== INPUT DATA ==
________

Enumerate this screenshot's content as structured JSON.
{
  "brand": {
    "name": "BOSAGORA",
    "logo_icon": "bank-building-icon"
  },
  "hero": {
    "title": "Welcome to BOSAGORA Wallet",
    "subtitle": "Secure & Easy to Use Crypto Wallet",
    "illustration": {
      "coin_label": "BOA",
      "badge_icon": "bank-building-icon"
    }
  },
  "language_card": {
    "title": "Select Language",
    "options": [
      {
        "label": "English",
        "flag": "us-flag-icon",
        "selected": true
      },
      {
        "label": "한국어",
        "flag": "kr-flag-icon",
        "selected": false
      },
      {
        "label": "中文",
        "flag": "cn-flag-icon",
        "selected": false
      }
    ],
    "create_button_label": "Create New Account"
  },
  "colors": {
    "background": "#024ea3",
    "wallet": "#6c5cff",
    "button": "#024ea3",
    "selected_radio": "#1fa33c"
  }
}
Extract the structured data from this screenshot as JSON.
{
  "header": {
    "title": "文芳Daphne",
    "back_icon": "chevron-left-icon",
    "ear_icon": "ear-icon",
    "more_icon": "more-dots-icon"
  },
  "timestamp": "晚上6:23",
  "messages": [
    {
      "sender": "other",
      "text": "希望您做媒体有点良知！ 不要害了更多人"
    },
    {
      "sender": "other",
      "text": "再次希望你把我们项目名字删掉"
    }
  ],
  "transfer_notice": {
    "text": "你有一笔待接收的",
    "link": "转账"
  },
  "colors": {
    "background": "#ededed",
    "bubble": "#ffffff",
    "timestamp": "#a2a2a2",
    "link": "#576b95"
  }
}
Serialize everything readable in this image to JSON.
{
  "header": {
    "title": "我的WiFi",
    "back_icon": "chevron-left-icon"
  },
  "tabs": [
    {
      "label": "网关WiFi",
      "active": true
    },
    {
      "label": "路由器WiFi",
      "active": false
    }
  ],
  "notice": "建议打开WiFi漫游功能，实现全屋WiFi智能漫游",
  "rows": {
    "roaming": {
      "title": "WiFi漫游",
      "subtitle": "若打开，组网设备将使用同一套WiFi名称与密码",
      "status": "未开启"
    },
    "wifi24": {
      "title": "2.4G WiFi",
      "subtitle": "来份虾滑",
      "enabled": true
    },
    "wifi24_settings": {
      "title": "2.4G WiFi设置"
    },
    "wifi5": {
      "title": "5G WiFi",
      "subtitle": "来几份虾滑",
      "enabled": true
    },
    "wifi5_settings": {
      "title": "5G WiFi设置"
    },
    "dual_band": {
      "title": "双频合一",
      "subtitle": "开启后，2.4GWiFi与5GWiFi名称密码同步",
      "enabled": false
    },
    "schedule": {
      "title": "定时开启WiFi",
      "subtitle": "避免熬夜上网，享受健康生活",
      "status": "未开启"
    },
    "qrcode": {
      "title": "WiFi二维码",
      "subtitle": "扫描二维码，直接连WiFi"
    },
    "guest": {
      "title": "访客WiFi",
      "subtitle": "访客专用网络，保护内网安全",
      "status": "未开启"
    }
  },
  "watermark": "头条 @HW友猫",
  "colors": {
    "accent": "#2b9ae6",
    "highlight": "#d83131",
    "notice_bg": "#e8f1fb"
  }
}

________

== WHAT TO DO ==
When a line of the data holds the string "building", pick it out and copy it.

== RESPONSE FOR THIS EXERCISE ==
    "logo_icon": "bank-building-icon"
      "badge_icon": "bank-building-icon"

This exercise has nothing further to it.